In one of the most memorable moments of 2013 for sports and sailing fans alike, Olympic hero Sir Ben Ainslie steered Oracle Team USA to victory in the America’s Cup.
Without entirely attributing the momentous comeback to the Great British sailor, the comeback against Team New Zealand from 8-1 down did occur once Ben joined the crew.
The 9-8 victory, and by an incredible 44 seconds in the end, showcased the tremendous ability of Ainslie as a mastermind sailing tactician. He was the first Briton in 110 years to be on board a victorious America’s Cup vessel in the match racing event – since Charlie Barr in 1903.
And that’s not the only glory he has tasted in his glittering career to date…

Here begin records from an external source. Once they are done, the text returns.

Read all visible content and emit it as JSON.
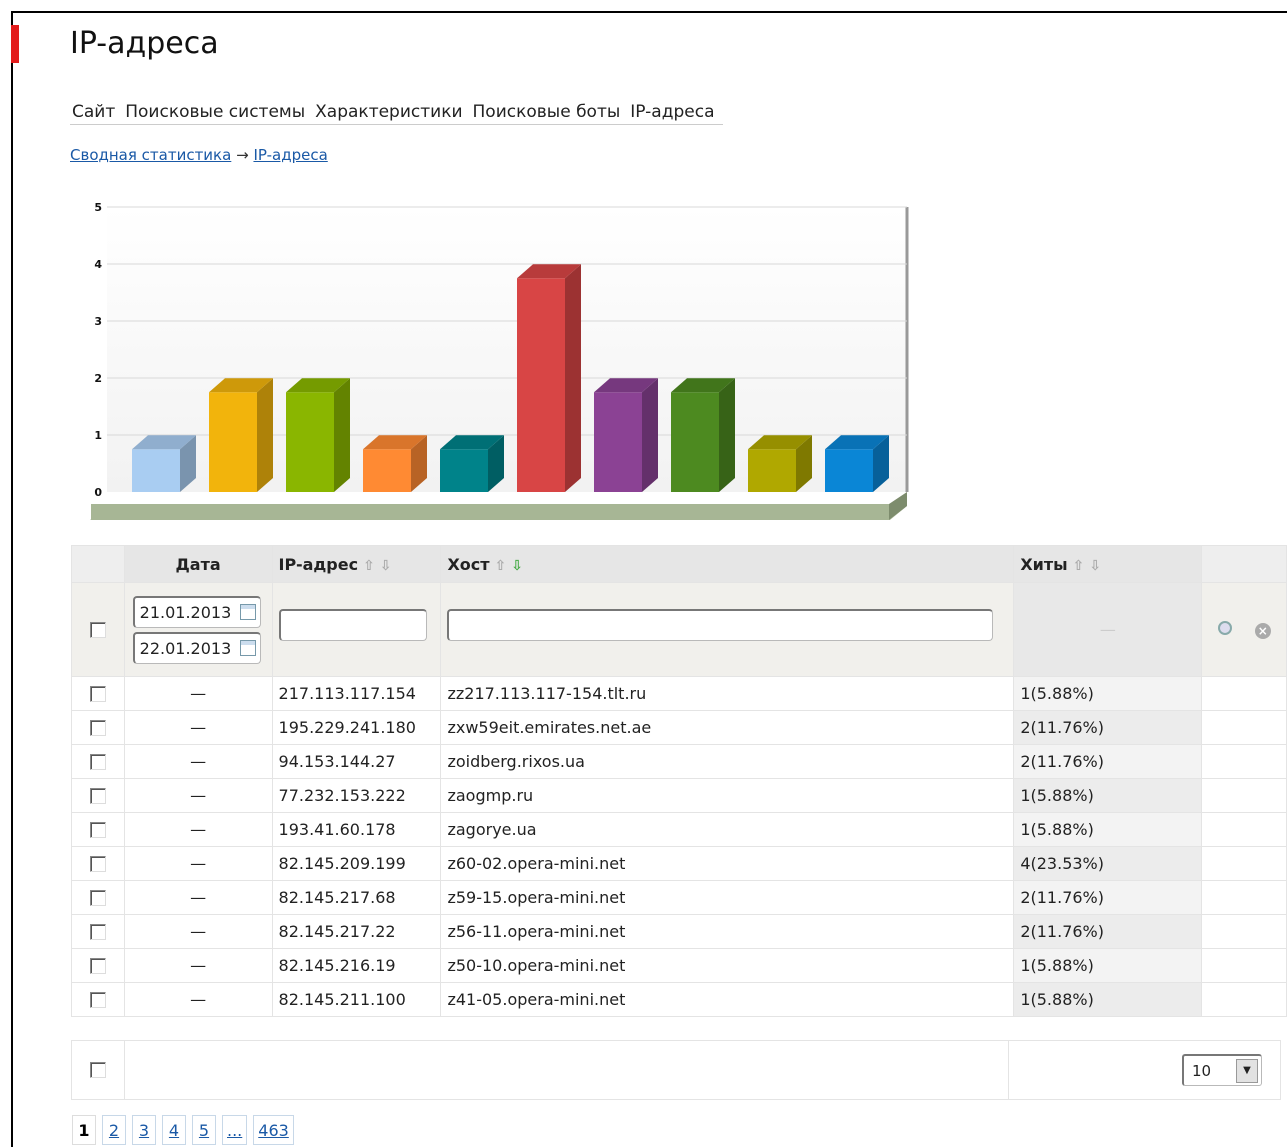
{
  "page": {
    "title": "IP-адреса"
  },
  "tabs": [
    "Сайт",
    "Поисковые системы",
    "Характеристики",
    "Поисковые боты",
    "IP-адреса"
  ],
  "breadcrumb": {
    "root": "Сводная статистика",
    "sep": "→",
    "current": "IP-адреса"
  },
  "chart_data": {
    "type": "bar",
    "categories": [
      "zz217.113.117-154.tlt.ru",
      "zxw59eit.emirates.net.ae",
      "zoidberg.rixos.ua",
      "zaogmp.ru",
      "zagorye.ua",
      "z60-02.opera-mini.net",
      "z59-15.opera-mini.net",
      "z56-11.opera-mini.net",
      "z50-10.opera-mini.net",
      "z41-05.opera-mini.net"
    ],
    "values": [
      1,
      2,
      2,
      1,
      1,
      4,
      2,
      2,
      1,
      1
    ],
    "colors": [
      "#a9cdf2",
      "#f2b40c",
      "#8ab600",
      "#ff8a33",
      "#00838a",
      "#d84545",
      "#8b4294",
      "#4d8a20",
      "#b0a800",
      "#0a86d6"
    ],
    "ylim": [
      0,
      5
    ],
    "yticks": [
      "0",
      "1",
      "2",
      "3",
      "4",
      "5"
    ],
    "grid": true
  },
  "table": {
    "headers": {
      "date": "Дата",
      "ip": "IP-адрес",
      "host": "Хост",
      "hits": "Хиты"
    },
    "sort_up": "⇧",
    "sort_down": "⇩",
    "filter": {
      "date_from": "21.01.2013",
      "date_to": "22.01.2013",
      "ip": "",
      "host": "",
      "hits": "—"
    },
    "rows": [
      {
        "date": "—",
        "ip": "217.113.117.154",
        "host": "zz217.113.117-154.tlt.ru",
        "hits": "1(5.88%)"
      },
      {
        "date": "—",
        "ip": "195.229.241.180",
        "host": "zxw59eit.emirates.net.ae",
        "hits": "2(11.76%)"
      },
      {
        "date": "—",
        "ip": "94.153.144.27",
        "host": "zoidberg.rixos.ua",
        "hits": "2(11.76%)"
      },
      {
        "date": "—",
        "ip": "77.232.153.222",
        "host": "zaogmp.ru",
        "hits": "1(5.88%)"
      },
      {
        "date": "—",
        "ip": "193.41.60.178",
        "host": "zagorye.ua",
        "hits": "1(5.88%)"
      },
      {
        "date": "—",
        "ip": "82.145.209.199",
        "host": "z60-02.opera-mini.net",
        "hits": "4(23.53%)"
      },
      {
        "date": "—",
        "ip": "82.145.217.68",
        "host": "z59-15.opera-mini.net",
        "hits": "2(11.76%)"
      },
      {
        "date": "—",
        "ip": "82.145.217.22",
        "host": "z56-11.opera-mini.net",
        "hits": "2(11.76%)"
      },
      {
        "date": "—",
        "ip": "82.145.216.19",
        "host": "z50-10.opera-mini.net",
        "hits": "1(5.88%)"
      },
      {
        "date": "—",
        "ip": "82.145.211.100",
        "host": "z41-05.opera-mini.net",
        "hits": "1(5.88%)"
      }
    ]
  },
  "footer": {
    "per_page": "10"
  },
  "pager": [
    "1",
    "2",
    "3",
    "4",
    "5",
    "...",
    "463"
  ]
}
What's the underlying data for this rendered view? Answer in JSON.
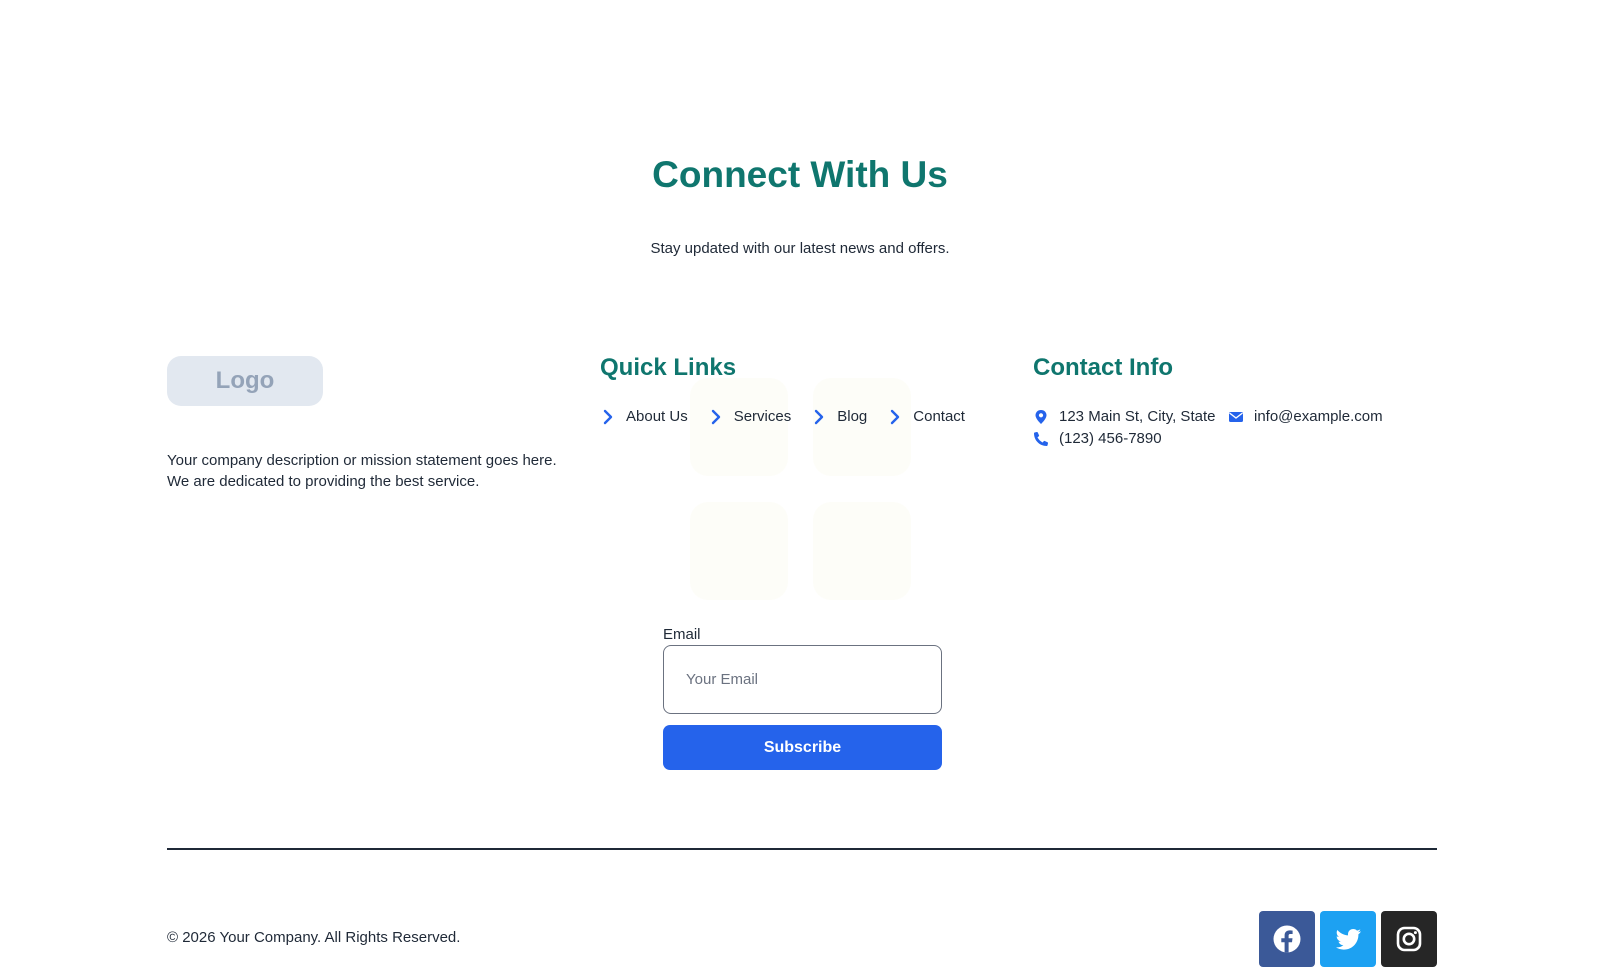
{
  "hero": {
    "title": "Connect With Us",
    "subtitle": "Stay updated with our latest news and offers."
  },
  "brand": {
    "logo_text": "Logo",
    "description": "Your company description or mission statement goes here. We are dedicated to providing the best service."
  },
  "quick_links": {
    "heading": "Quick Links",
    "items": [
      {
        "label": "About Us",
        "icon": "chevron-right-icon"
      },
      {
        "label": "Services",
        "icon": "chevron-right-icon"
      },
      {
        "label": "Blog",
        "icon": "chevron-right-icon"
      },
      {
        "label": "Contact",
        "icon": "chevron-right-icon"
      }
    ]
  },
  "contact_info": {
    "heading": "Contact Info",
    "address": "123 Main St, City, State",
    "email": "info@example.com",
    "phone": "(123) 456-7890"
  },
  "newsletter": {
    "email_label": "Email",
    "email_placeholder": "Your Email",
    "email_value": "",
    "subscribe_label": "Subscribe"
  },
  "footer": {
    "copyright": "© 2026 Your Company. All Rights Reserved.",
    "social": [
      {
        "name": "facebook-icon",
        "color": "#3b5998"
      },
      {
        "name": "twitter-icon",
        "color": "#1da1f2"
      },
      {
        "name": "instagram-icon",
        "color": "#262626"
      }
    ]
  },
  "colors": {
    "heading": "#0f766e",
    "accent": "#2563eb",
    "text": "#1f2937"
  }
}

It’s easy to forget that he did it on the biggest stage of all earlier in his career as well, winning medals at five consecutive Olympic Games between 1996 and 2012, which included gold at the last 4.
He won silver and gold in the Laser class at Atlanta in 1996 and Sydney in 2000 before moving up to compete in the larger Finn class, scooping gold at three consecutive games.
Following triumph at Athens and Beijing, Ainslie capped it off with gold at London 2012, showcasing his tremendous sailing talent and reaffirming his place as the most successful Olympic sailor ever.
It is very easy to see that Ainslie has experienced a great level of success on the water since first sailing at the age of eight.
Ainslie attributes his success to making the least mistakes on the water when compared to his competitors and that requires dedication to various sailing training courses.
Training in the gym to build up core muscles is just as important as time on the water, as those who wish to learn how to sail will quickly find out. Strength is a key attribute that someone in Ainslie’s position needs to be able to rely on.
Before the America’s Cup, Ainslie said he was training for between three and five hours a day on the water with a further few hours in the gym.
He highlighted the importance of setting achievable targets and then working towards them and always said that the sport itself is too dynamic to be focused on any one particular aspect.
The best sailors can adapt to ever-changing weather conditions and still flourish, but Ainslie has always said it’s important to take each part of learning one step at a time.
Learning the ropes when it comes to sailing can take time and expert assistance can help to develop people into sailors capable of competing at the highest level.
Of course, sailing can also be enjoyed on a non-competitive basis but learning the basics are still seen as essential.
Alternatively, taking advantage of motor boat courses or yachting experiences can provide a slightly different type of enjoyment on the water.
A sailing portal such as the Boating Hub has plenty of help and guidance on whatever type of sailing you might wish to try, and who knows, you could follow in Ainslie’s footsteps.
To carry your nation’s flag at the closing ceremony of an Olympic Games is a remarkable achievement, and highlights the true character of someone prepared to devote his life to sailing.
While it remains to be seen what Ainslie will do next in his career, his example of dedication and hard work is certainly something that any aspiring sailor should look up to. We salute you Sir Ben!